Mental illness is very common. According to the National Association for Mental Health, about onein four people in Britain have this diagnosis, possibly more.
Sadly, there are no statistics for the numbers in Nigeria. It is one of the least understood conditions in society. Mental distress takes many forms. Some of the more colloquial terms of diagnosis are; depression or anxiety. This however sometimes creates a further misunderstanding of the condition and a general underestimation of how severe and incapacitating these conditions can be. Within the African societies and communities there is even further lack of understanding of the illness. The mere mention of mental health sends people running for the hills. It still conjures up images of the florid psychotic lunatic running around naked on the streets … dangerous, unpredictable and to be feared. Whereas in reality, the truth of the matter is that mental health is on a continuum on which we are all placed. It is fluid, dynamic and we can all move up and down on it depending on a range of circumstances e.g. genetics, biochemistry and environmental factors such as life events, extreme stress, and family variables. So, what are those things/attitudes that can enhance our mental health? Let’s examine some of them.
1. Smiling: This one act alone can alter a negative into a positive one. It can release tension, transform angry, unpleasant thoughts to more palatable ones. It has the power to encourage, give hope, reduce anxiety, and generate a warm internal feeling. Think of it, when you see a genuine spontaneous smile, be it from a child or adult, the purity of it is immediately infectious. So try to smile more often, bearing in mind the potential positive effects it may have on others as well as yourself.
2. Humour/Laughter: Having a sense of humour and being able to laugh can take years off your physical appearance and indeed has the potential of extending one’s life. Remember the expression that it takes more facial muscles to frown thereby causing you more wrinkles? When you laugh, you release serotonin, one of those wonderful feel good hormones. Being able to have a good sense of humour has seen many a people through great adversity. Sharing regular laughter with others generates happiness, vigour and regeneration.
3. Positive Thinking: Positive attitudes towards yourself may result in good self-esteem. As much as this may sound clichéd, it certainly can be self-fulfilling.. Positive thinking is not about hoping you may get a date or find the money to buy that frock you have been ogling for weeks. Rather, it is about changing those negative attitudes you have about yourself that are fixed or ingrained in your psyche. Those ways of thinking that hold us back from improving ourselves as human beings and progressing in other areas. Those ways of thinking that guarantees that we do not attain self-actualisation or become self-sufficient. Positive thinking ensures active developing of individual ability and encourages us to fulfil our potential.
4. Graciousness: Being gracious is an art in itself. So many of us take so much for granted. Such as when you are accorded kindness, consideration, courtesy, and thoughtfulness. Offering a cursory thank you, or being coy, coquettish is not necessarily being gracious.

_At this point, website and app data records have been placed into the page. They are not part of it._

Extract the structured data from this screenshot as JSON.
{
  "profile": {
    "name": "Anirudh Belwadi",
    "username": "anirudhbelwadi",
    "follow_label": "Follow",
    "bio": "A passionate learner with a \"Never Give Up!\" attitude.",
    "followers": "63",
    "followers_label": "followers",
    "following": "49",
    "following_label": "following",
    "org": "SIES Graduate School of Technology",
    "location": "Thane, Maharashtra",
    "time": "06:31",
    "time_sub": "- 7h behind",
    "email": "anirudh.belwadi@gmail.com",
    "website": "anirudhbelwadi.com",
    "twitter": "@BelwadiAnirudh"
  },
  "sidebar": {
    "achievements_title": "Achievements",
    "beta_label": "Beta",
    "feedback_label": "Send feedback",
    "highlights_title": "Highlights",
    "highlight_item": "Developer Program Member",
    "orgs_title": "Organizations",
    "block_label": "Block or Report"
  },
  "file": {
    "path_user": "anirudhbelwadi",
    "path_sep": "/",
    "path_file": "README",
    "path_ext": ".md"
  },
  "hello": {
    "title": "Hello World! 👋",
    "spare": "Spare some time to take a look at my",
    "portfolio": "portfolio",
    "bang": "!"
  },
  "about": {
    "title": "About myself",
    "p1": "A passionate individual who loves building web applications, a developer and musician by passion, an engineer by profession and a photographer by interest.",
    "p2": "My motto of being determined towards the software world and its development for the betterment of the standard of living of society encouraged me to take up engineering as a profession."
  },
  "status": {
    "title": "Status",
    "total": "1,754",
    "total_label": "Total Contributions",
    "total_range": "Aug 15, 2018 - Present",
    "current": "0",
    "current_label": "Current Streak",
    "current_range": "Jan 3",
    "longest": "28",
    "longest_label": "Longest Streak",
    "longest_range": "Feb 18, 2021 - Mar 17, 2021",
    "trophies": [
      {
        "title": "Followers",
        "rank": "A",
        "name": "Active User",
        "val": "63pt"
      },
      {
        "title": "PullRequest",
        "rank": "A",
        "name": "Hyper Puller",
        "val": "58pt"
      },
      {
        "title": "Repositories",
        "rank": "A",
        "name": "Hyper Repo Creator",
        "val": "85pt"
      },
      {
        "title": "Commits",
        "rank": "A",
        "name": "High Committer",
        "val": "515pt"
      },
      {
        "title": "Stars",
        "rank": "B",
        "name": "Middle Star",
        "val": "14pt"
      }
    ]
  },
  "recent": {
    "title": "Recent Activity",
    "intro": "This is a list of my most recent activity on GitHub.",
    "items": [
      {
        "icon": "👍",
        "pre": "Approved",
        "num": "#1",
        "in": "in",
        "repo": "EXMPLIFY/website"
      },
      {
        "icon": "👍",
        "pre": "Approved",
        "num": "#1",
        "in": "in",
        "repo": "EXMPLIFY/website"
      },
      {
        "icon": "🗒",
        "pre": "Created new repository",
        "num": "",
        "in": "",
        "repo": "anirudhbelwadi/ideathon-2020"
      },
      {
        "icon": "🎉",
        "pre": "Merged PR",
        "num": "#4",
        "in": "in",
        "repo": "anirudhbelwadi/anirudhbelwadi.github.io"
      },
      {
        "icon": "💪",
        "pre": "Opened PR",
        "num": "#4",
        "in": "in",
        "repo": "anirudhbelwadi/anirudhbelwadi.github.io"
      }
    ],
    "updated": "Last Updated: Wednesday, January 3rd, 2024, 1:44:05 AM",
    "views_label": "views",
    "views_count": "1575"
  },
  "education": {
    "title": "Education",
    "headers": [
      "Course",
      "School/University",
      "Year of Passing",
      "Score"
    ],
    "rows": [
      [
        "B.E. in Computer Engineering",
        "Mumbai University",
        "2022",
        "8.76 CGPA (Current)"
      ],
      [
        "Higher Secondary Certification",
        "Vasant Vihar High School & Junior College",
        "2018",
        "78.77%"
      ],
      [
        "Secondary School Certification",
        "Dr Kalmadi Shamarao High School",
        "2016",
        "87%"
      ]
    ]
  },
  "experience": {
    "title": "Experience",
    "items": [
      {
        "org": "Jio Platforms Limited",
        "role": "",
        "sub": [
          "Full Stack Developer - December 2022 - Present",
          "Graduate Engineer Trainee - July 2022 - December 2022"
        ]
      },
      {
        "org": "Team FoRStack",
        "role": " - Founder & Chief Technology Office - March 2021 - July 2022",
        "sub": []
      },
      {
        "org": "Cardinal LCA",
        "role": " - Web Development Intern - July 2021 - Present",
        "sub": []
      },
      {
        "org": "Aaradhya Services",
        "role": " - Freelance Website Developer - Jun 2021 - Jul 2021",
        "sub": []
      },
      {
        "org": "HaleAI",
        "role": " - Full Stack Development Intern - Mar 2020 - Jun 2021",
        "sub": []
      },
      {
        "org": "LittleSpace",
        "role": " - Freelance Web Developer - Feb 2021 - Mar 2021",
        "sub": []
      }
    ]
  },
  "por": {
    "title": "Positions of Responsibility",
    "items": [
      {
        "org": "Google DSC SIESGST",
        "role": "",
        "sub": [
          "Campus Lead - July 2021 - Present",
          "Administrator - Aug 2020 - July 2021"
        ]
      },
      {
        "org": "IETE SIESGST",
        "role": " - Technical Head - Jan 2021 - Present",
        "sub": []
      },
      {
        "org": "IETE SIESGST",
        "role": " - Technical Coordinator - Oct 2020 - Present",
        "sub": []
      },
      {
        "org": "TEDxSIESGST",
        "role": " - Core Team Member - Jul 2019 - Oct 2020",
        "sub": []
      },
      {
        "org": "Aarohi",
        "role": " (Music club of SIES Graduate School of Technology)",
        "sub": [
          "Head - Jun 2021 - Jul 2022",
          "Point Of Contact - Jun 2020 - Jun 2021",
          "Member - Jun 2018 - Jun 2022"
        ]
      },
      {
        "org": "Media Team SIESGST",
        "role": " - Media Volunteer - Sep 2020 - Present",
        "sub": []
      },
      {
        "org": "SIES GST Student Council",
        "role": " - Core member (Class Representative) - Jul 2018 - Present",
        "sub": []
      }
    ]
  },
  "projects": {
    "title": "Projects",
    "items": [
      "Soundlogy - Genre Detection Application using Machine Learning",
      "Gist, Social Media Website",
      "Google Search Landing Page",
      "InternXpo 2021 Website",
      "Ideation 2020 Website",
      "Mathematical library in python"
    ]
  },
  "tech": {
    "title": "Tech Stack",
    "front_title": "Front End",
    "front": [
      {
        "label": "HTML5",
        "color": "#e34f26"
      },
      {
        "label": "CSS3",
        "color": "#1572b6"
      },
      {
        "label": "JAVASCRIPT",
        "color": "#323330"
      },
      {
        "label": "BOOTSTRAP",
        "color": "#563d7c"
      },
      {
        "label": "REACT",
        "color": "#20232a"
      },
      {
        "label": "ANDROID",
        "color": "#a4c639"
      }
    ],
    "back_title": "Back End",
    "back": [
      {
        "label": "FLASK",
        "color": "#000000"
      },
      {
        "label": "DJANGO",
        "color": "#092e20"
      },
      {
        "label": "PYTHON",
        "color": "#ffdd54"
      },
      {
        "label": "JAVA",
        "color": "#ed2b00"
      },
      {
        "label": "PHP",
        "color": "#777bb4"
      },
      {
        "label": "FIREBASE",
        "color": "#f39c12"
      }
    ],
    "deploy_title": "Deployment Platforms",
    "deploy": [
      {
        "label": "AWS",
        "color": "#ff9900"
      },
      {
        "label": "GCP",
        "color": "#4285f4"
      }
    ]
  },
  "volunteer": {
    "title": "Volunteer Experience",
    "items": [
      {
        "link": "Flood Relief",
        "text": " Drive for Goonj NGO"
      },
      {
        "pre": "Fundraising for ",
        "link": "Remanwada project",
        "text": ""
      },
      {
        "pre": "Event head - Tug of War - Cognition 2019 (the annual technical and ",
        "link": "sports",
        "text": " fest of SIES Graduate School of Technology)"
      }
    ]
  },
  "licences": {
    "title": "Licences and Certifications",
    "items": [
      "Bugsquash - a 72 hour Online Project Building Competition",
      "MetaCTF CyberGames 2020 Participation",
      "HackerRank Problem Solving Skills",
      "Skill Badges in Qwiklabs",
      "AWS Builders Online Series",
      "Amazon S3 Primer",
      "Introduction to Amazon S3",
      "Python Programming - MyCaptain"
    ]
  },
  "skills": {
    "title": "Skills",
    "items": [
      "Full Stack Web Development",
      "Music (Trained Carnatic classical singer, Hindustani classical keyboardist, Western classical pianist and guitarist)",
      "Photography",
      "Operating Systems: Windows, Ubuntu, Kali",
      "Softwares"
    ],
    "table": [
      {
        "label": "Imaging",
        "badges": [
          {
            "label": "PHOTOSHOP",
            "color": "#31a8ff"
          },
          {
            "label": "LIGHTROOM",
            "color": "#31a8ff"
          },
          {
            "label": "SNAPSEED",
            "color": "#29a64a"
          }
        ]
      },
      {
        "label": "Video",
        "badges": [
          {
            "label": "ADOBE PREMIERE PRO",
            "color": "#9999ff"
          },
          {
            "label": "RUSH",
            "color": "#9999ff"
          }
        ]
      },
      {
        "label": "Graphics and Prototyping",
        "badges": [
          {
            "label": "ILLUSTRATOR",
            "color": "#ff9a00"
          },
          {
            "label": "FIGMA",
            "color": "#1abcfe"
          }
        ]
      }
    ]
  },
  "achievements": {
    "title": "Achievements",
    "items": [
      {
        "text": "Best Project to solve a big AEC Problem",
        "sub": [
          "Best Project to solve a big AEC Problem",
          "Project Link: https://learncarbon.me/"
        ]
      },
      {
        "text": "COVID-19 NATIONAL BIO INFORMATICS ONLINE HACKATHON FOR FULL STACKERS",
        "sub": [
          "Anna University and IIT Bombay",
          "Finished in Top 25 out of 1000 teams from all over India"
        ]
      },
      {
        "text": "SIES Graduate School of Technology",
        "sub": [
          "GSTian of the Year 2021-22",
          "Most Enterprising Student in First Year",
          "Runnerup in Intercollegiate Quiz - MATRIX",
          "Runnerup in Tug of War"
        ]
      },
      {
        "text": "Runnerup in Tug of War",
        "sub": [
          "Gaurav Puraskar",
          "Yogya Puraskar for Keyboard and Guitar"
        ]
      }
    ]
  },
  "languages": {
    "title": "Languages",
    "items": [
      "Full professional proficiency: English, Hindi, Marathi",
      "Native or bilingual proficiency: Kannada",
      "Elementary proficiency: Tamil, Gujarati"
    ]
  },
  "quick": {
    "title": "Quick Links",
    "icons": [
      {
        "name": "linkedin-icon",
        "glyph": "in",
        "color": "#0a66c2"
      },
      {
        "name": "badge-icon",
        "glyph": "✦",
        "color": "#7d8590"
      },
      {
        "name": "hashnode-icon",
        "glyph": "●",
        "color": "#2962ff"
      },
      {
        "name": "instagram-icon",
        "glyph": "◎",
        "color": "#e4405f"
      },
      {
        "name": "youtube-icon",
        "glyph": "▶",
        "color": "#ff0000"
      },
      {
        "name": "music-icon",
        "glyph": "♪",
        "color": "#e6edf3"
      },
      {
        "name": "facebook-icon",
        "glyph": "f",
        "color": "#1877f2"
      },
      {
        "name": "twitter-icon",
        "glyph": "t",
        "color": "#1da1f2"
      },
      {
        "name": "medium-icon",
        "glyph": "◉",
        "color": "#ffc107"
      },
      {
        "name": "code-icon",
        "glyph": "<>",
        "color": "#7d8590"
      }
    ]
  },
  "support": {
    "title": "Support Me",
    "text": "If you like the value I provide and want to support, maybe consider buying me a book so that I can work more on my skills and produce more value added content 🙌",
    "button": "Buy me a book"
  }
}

When you respond with grace you tend to think about the act, the
compliment and kindness you have received and it informs your own response which comes from a place of humility. Think about times when you could have been more humble with your success in the face of someone else’s failure or bad fortune. Not gloating over another’s unhappiness even if they have wronged you.
5. Love: Expressing and receiving love on a physical, emotional and spiritual level increases our sense of well-being. “Love never gives up, never loses faith, and is always hopeful.’’ Corinthians 13:7
Have you been affected in any way by mental health issues? Would you like to share any personal experiences with other readers? Or maybe you have questions you would like answered. Drop us a line we would love to hear
By GLORIA OGUNBADEJO